REQUIRED ACTION
Omit the pictures, please, and give each record below again exactly.

Website and app data records:
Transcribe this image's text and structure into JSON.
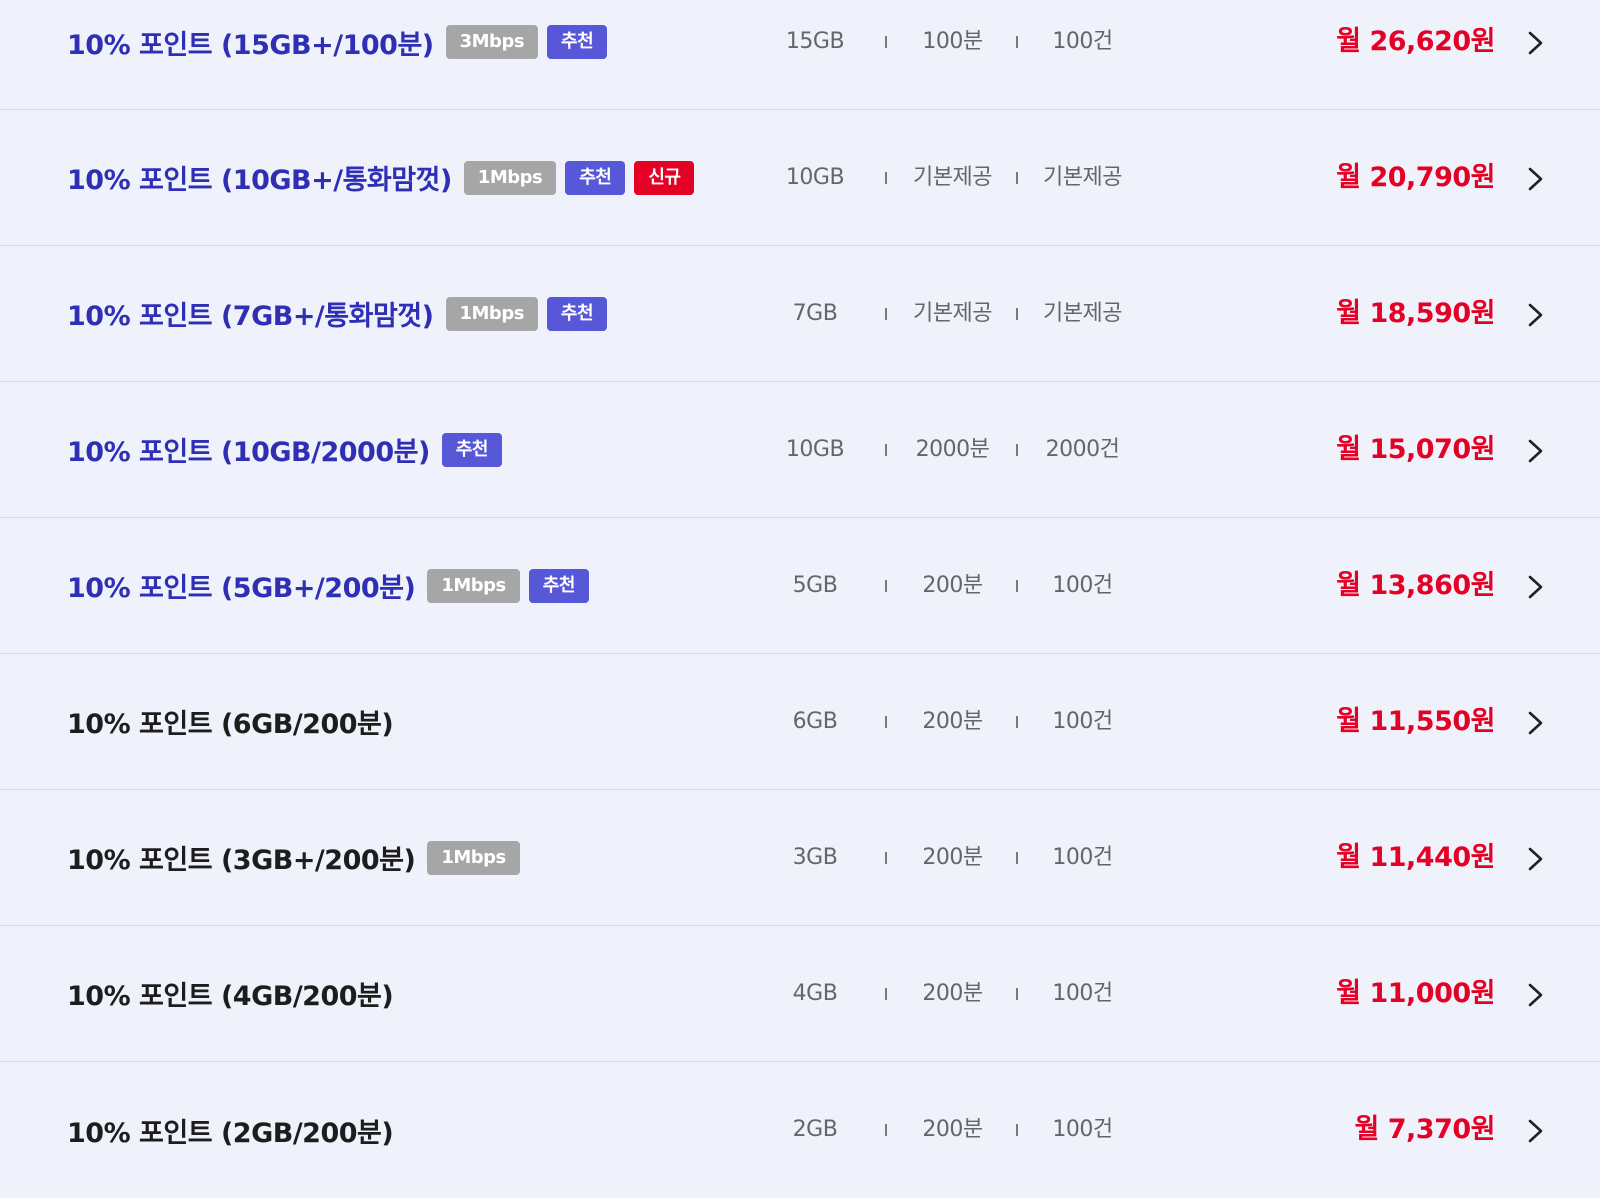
{
  "plans": [
    {
      "name": "10% 포인트 (15GB+/100분)",
      "highlight": true,
      "badges": [
        {
          "label": "3Mbps",
          "kind": "speed"
        },
        {
          "label": "추천",
          "kind": "recommend"
        }
      ],
      "data": "15GB",
      "voice": "100분",
      "sms": "100건",
      "price": "월 26,620원"
    },
    {
      "name": "10% 포인트 (10GB+/통화맘껏)",
      "highlight": true,
      "badges": [
        {
          "label": "1Mbps",
          "kind": "speed"
        },
        {
          "label": "추천",
          "kind": "recommend"
        },
        {
          "label": "신규",
          "kind": "new"
        }
      ],
      "data": "10GB",
      "voice": "기본제공",
      "sms": "기본제공",
      "price": "월 20,790원"
    },
    {
      "name": "10% 포인트 (7GB+/통화맘껏)",
      "highlight": true,
      "badges": [
        {
          "label": "1Mbps",
          "kind": "speed"
        },
        {
          "label": "추천",
          "kind": "recommend"
        }
      ],
      "data": "7GB",
      "voice": "기본제공",
      "sms": "기본제공",
      "price": "월 18,590원"
    },
    {
      "name": "10% 포인트 (10GB/2000분)",
      "highlight": true,
      "badges": [
        {
          "label": "추천",
          "kind": "recommend"
        }
      ],
      "data": "10GB",
      "voice": "2000분",
      "sms": "2000건",
      "price": "월 15,070원"
    },
    {
      "name": "10% 포인트 (5GB+/200분)",
      "highlight": true,
      "badges": [
        {
          "label": "1Mbps",
          "kind": "speed"
        },
        {
          "label": "추천",
          "kind": "recommend"
        }
      ],
      "data": "5GB",
      "voice": "200분",
      "sms": "100건",
      "price": "월 13,860원"
    },
    {
      "name": "10% 포인트 (6GB/200분)",
      "highlight": false,
      "badges": [],
      "data": "6GB",
      "voice": "200분",
      "sms": "100건",
      "price": "월 11,550원"
    },
    {
      "name": "10% 포인트 (3GB+/200분)",
      "highlight": false,
      "badges": [
        {
          "label": "1Mbps",
          "kind": "speed"
        }
      ],
      "data": "3GB",
      "voice": "200분",
      "sms": "100건",
      "price": "월 11,440원"
    },
    {
      "name": "10% 포인트 (4GB/200분)",
      "highlight": false,
      "badges": [],
      "data": "4GB",
      "voice": "200분",
      "sms": "100건",
      "price": "월 11,000원"
    },
    {
      "name": "10% 포인트 (2GB/200분)",
      "highlight": false,
      "badges": [],
      "data": "2GB",
      "voice": "200분",
      "sms": "100건",
      "price": "월 7,370원"
    }
  ],
  "colors": {
    "background": "#eff2fb",
    "highlight_name": "#2e2fb4",
    "normal_name": "#1d1d1d",
    "price": "#e50025",
    "badge_speed": "#a6a6a6",
    "badge_recommend": "#5658d8",
    "badge_new": "#e50025"
  },
  "icons": {
    "row_arrow": "chevron-right-icon"
  }
}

WRITTEN RESPONSE
Transcribe this image's text and structure into JSON.
{
  "plans": [
    {
      "name": "10% 포인트 (15GB+/100분)",
      "highlight": true,
      "badges": [
        {
          "label": "3Mbps",
          "kind": "speed"
        },
        {
          "label": "추천",
          "kind": "recommend"
        }
      ],
      "data": "15GB",
      "voice": "100분",
      "sms": "100건",
      "price": "월 26,620원"
    },
    {
      "name": "10% 포인트 (10GB+/통화맘껏)",
      "highlight": true,
      "badges": [
        {
          "label": "1Mbps",
          "kind": "speed"
        },
        {
          "label": "추천",
          "kind": "recommend"
        },
        {
          "label": "신규",
          "kind": "new"
        }
      ],
      "data": "10GB",
      "voice": "기본제공",
      "sms": "기본제공",
      "price": "월 20,790원"
    },
    {
      "name": "10% 포인트 (7GB+/통화맘껏)",
      "highlight": true,
      "badges": [
        {
          "label": "1Mbps",
          "kind": "speed"
        },
        {
          "label": "추천",
          "kind": "recommend"
        }
      ],
      "data": "7GB",
      "voice": "기본제공",
      "sms": "기본제공",
      "price": "월 18,590원"
    },
    {
      "name": "10% 포인트 (10GB/2000분)",
      "highlight": true,
      "badges": [
        {
          "label": "추천",
          "kind": "recommend"
        }
      ],
      "data": "10GB",
      "voice": "2000분",
      "sms": "2000건",
      "price": "월 15,070원"
    },
    {
      "name": "10% 포인트 (5GB+/200분)",
      "highlight": true,
      "badges": [
        {
          "label": "1Mbps",
          "kind": "speed"
        },
        {
          "label": "추천",
          "kind": "recommend"
        }
      ],
      "data": "5GB",
      "voice": "200분",
      "sms": "100건",
      "price": "월 13,860원"
    },
    {
      "name": "10% 포인트 (6GB/200분)",
      "highlight": false,
      "badges": [],
      "data": "6GB",
      "voice": "200분",
      "sms": "100건",
      "price": "월 11,550원"
    },
    {
      "name": "10% 포인트 (3GB+/200분)",
      "highlight": false,
      "badges": [
        {
          "label": "1Mbps",
          "kind": "speed"
        }
      ],
      "data": "3GB",
      "voice": "200분",
      "sms": "100건",
      "price": "월 11,440원"
    },
    {
      "name": "10% 포인트 (4GB/200분)",
      "highlight": false,
      "badges": [],
      "data": "4GB",
      "voice": "200분",
      "sms": "100건",
      "price": "월 11,000원"
    },
    {
      "name": "10% 포인트 (2GB/200분)",
      "highlight": false,
      "badges": [],
      "data": "2GB",
      "voice": "200분",
      "sms": "100건",
      "price": "월 7,370원"
    }
  ],
  "colors": {
    "background": "#eff2fb",
    "highlight_name": "#2e2fb4",
    "normal_name": "#1d1d1d",
    "price": "#e50025",
    "badge_speed": "#a6a6a6",
    "badge_recommend": "#5658d8",
    "badge_new": "#e50025"
  },
  "icons": {
    "row_arrow": "chevron-right-icon"
  }
}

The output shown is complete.